By Daniel Reskin
By Hans Morgenstern
By George Martinez
By Pablo Chacon Alvarez
By Ciara LaVelle
By New Times Staff
By Rich Robinson
By Hannah Sentenac
Do you think local artists benefit from this event?
Hartup: Yes, both tangibly and intangibly. Some sell work, get gallery representation, and are invited to participate in exhibitions. If Art Basel Miami Beach continues for the next five years, I think the benefits will be seen most strongly in the work of young artists living in Miami, who have seen the work in the fair and all the projects that take place around the fair.
Dorsch: I agree. Every artist I talked to had something being shown somewhere, whether in group shows or alternative spaces. The exposure benefits everybody, and the local community as well. Also, the community was more involved this year.
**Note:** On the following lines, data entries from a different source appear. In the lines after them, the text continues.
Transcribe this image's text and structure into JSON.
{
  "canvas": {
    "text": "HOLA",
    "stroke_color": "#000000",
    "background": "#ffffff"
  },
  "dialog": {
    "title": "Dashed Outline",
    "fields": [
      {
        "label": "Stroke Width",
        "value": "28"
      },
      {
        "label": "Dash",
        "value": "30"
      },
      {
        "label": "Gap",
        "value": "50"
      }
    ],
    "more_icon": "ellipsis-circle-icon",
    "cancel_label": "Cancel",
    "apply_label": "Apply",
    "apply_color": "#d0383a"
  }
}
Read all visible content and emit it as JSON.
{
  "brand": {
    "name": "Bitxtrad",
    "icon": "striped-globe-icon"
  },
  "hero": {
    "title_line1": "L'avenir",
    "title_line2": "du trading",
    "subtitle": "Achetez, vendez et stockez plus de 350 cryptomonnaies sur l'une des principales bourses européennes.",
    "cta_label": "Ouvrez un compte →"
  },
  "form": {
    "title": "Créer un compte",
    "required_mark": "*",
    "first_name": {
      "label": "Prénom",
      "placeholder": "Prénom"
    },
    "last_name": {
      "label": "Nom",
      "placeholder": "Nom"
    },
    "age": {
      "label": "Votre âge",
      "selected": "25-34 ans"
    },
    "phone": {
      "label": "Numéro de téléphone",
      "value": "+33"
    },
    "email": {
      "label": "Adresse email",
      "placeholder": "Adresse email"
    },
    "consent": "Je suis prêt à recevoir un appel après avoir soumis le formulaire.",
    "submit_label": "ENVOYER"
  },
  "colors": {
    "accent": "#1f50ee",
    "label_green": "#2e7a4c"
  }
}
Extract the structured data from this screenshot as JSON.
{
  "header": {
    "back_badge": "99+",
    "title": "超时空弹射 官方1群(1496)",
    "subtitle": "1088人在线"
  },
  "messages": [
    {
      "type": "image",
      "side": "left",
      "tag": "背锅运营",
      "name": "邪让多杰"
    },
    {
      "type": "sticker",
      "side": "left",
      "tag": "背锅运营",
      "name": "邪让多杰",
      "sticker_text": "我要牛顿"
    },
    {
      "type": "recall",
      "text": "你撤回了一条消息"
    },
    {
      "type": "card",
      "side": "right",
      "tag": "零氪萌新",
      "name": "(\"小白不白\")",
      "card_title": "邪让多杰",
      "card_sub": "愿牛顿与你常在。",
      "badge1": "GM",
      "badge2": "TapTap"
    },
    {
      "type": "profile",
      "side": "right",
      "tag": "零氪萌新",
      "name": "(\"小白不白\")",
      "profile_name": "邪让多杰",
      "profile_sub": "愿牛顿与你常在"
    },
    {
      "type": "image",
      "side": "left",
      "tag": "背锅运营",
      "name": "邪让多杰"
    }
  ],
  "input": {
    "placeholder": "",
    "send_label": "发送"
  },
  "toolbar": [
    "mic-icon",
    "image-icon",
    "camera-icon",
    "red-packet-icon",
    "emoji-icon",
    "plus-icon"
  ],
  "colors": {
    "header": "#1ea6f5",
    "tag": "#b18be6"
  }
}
Arias: Of course. The fair has taken the level of our local artists to another level ... to an international audience. I just hope that our local collectors would buy more local art, now that the fair has brought attention to them.
Though it's a little early to say, what could be the immediate impact of this second installment of the fair?
Clearwater: We've all benefited. The enormous local, national, and international press will help contribute to the realization -- both here and elsewhere -- that there is a vibrant cultural community in Miami that exists year-round.
Dorsch: A very positive impact. I was able to get some museum shows for my artists [and] more sales. Art Basel has given more opportunities for local artists to exhibit in places other than Miami. That's in itself positive.
Hartup: It seemed to me the galleries -- especially Miami-based galleries -- fared as well if not better with sales this year. Next year's fair will likely be bigger. Other immediate impacts -- half the city seemed to be recovering on Monday ...
Chambers: Yeah, the word is out: [we have] The Movement and it's growing...